£350 - £400 per annum + competitive: Orgtel: Project Manager (specializing in ...

Embedded Linux Engineer

£40000 - £50000 per annum + competitive: Progressive Recruitment: Embedded Sof...

Senior Hardware Design Engineer - Broadcast

£50000 - £65000 per annum + Benefits: Progressive Recruitment: Working for a m...

Day In a Page

Save the tiger: The animals bred for bones on China’s tiger farms

The animals bred for bones on China’s tiger farms

The big cats kept in captivity to perform for paying audiences and then, when dead, their bodies used to fortify wine
A former custard factory, a Midlands bog and a Leeds cemetery all included in top 50 hidden spots in the UK

A former custard factory, a Midlands bog and a Leeds cemetery

Introducing the top 50 hidden spots in Britain
Ebola epidemic: Plagued by fear

Ebola epidemic: Plagued by fear

How a disease that has claimed fewer than 2,000 victims in its history has earned a place in the darkest corner of the public's imagination
Chris Pratt: From 'Parks and Recreation' to 'Guardians of the Galaxy'

From 'Parks and Recreation' to 'Guardians of the Galaxy'

He was homeless in Hawaii when he got his big break.
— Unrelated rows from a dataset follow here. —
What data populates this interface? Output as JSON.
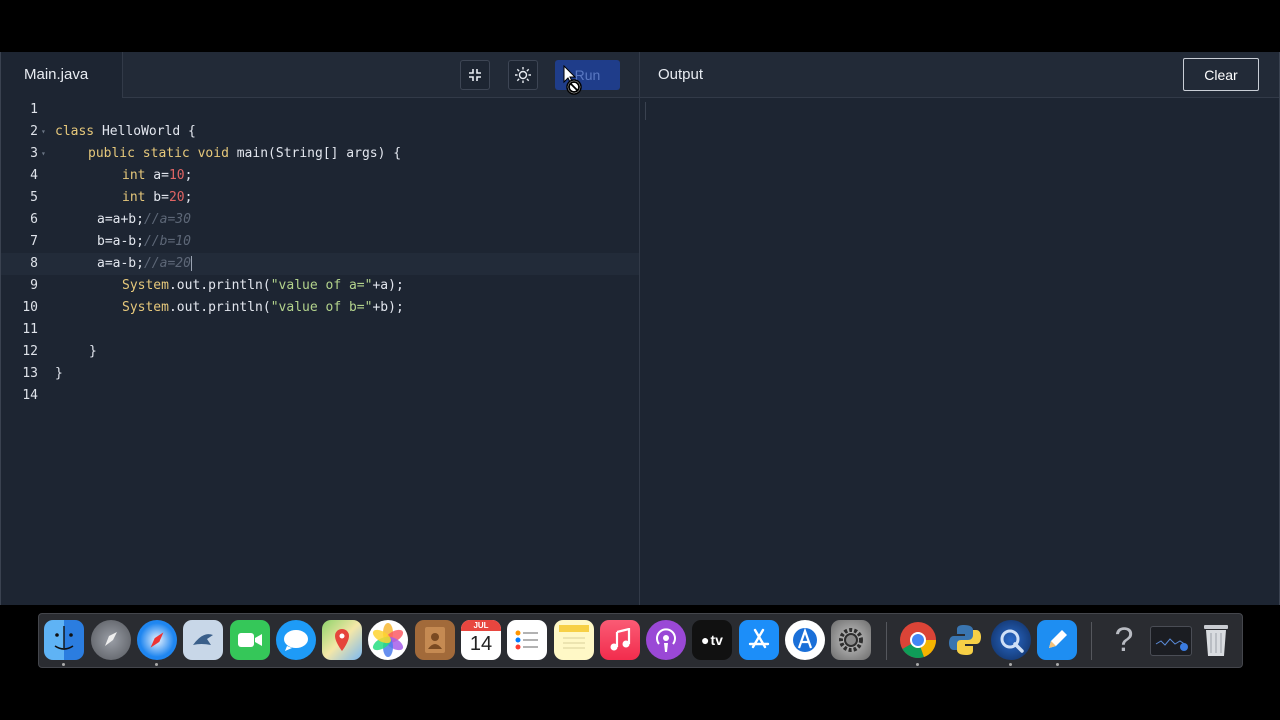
{
  "editor": {
    "file_tab": "Main.java",
    "run_label": "Run",
    "lines": [
      {
        "n": "1",
        "indent": 0,
        "html": ""
      },
      {
        "n": "2",
        "indent": 0,
        "fold": true,
        "html": "<span class=\"kw\">class</span> HelloWorld {"
      },
      {
        "n": "3",
        "indent": 33,
        "fold": true,
        "html": "<span class=\"kw\">public</span> <span class=\"kw\">static</span> <span class=\"kw\">void</span> main(String[] args) {"
      },
      {
        "n": "4",
        "indent": 67,
        "html": "<span class=\"kw\">int</span> a=<span class=\"num\">10</span>;"
      },
      {
        "n": "5",
        "indent": 67,
        "html": "<span class=\"kw\">int</span> b=<span class=\"num\">20</span>;"
      },
      {
        "n": "6",
        "indent": 42,
        "html": "a=a+b;<span class=\"cm\">//a=30</span>"
      },
      {
        "n": "7",
        "indent": 42,
        "html": "b=a-b;<span class=\"cm\">//b=10</span>"
      },
      {
        "n": "8",
        "indent": 42,
        "active": true,
        "html": "a=a-b;<span class=\"cm\">//a=20</span><span class=\"caret\"></span>"
      },
      {
        "n": "9",
        "indent": 67,
        "html": "<span class=\"kw\">System</span>.out.println(<span class=\"str\">\"value of a=\"</span>+a);"
      },
      {
        "n": "10",
        "indent": 67,
        "html": "<span class=\"kw\">System</span>.out.println(<span class=\"str\">\"value of b=\"</span>+b);"
      },
      {
        "n": "11",
        "indent": 0,
        "html": ""
      },
      {
        "n": "12",
        "indent": 34,
        "html": "}"
      },
      {
        "n": "13",
        "indent": 0,
        "html": "}"
      },
      {
        "n": "14",
        "indent": 0,
        "html": ""
      }
    ]
  },
  "output": {
    "title": "Output",
    "clear_label": "Clear",
    "content": ""
  },
  "dock": {
    "calendar_month": "JUL",
    "calendar_day": "14",
    "tv_label": "tv",
    "help_label": "?"
  }
}
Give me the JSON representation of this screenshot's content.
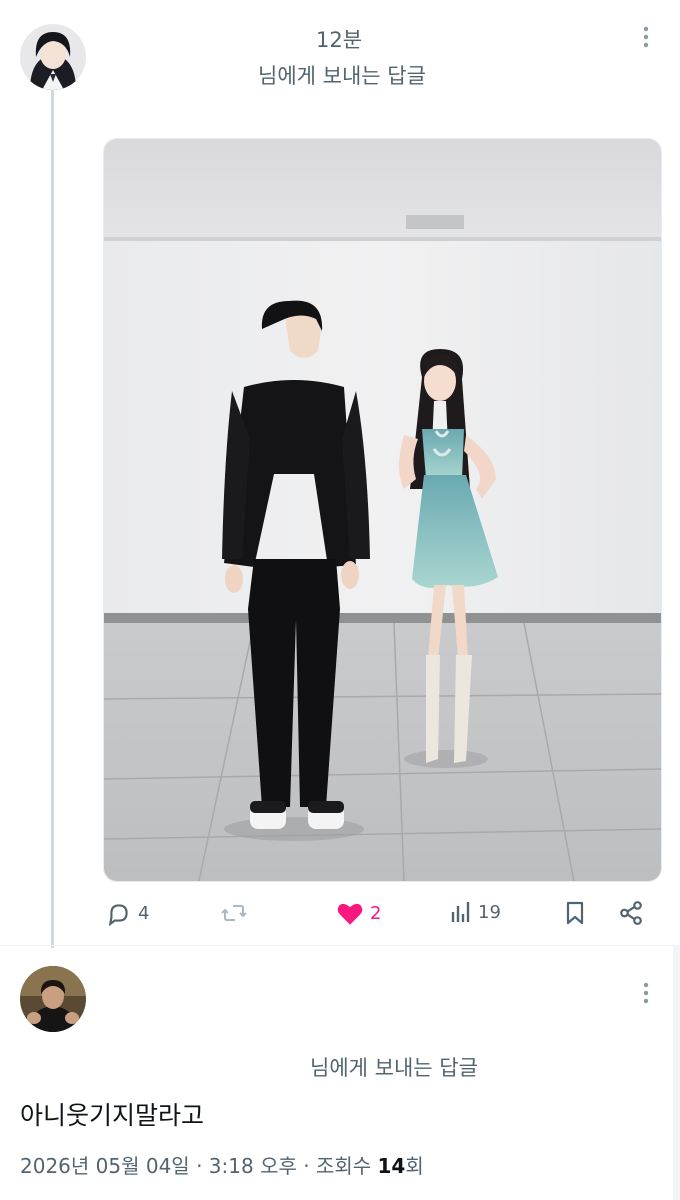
{
  "reply_post": {
    "time": "12분",
    "reply_to": "님에게 보내는 답글",
    "actions": {
      "replies": "4",
      "reposts": "",
      "likes": "2",
      "views": "19"
    }
  },
  "main_post": {
    "reply_to": "님에게 보내는 답글",
    "text": "아니웃기지말라고",
    "date": "2026년 05월 04일",
    "time": "3:18 오후",
    "views_label": "조회수",
    "views_count": "14",
    "views_suffix": "회"
  },
  "colors": {
    "like": "#f91880",
    "secondary_text": "#536471",
    "thread_line": "#cfd9de"
  },
  "icons": [
    "reply-icon",
    "repost-icon",
    "heart-icon",
    "views-icon",
    "bookmark-icon",
    "share-icon",
    "more-icon"
  ]
}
Now the comic actor Chris Pratt is Hollywood's new favourite action star
How live cinema screenings can boost arts audiences

How live cinema screenings can boost arts audiences

Broadcasting plays and exhibitions to cinemas is a sure-fire box office smash
Shipping container hotels: Pop-up hotels filling a niche

Pop-up hotels filling a niche

Spending the night in a shipping container doesn't sound appealing, but these mobile crash pads are popping up at the summer's biggest events
Native American headdresses are not fashion accessories

Feather dust-up

A Canadian festival has banned Native American headwear. Haven't we been here before?
Boris Johnson's war on diesel

Boris Johnson's war on diesel

11m cars here run on diesel. It's seen as a greener alternative to unleaded petrol. So why is London's mayor on a crusade against the black pump?
5 best waterproof cameras

Splash and flash: 5 best waterproof cameras

Don't let water stop you taking snaps with one of these machines that will take you from the sand to meters deep
Louis van Gaal interview: Manchester United manager discusses tactics and rebuilding after the David Moyes era

Louis van Gaal interview

Manchester United manager discusses tactics and rebuilding after the David Moyes era
Will Gore: The goodwill shown by fans towards Alastair Cook will evaporate rapidly if India win the series

Will Gore: Outside Edge

The goodwill shown by fans towards Alastair Cook will evaporate rapidly if India win the series
The children were playing in the street with toy guns. The air strikes were tragically real

The air strikes were tragically real

The children were playing in the street with toy guns
Boozy, ignorant, intolerant, but very polite – The British, as others see us

Britain as others see us

Boozy, ignorant, intolerant, but very polite
How did our legends really begin?

How did our legends really begin?

Applying the theory of evolution to the world's many mythologies
Watch out: Lambrusco is back on the menu

Lambrusco is back on the menu

Naff Seventies corner-shop staple is this year's Aperol Spritz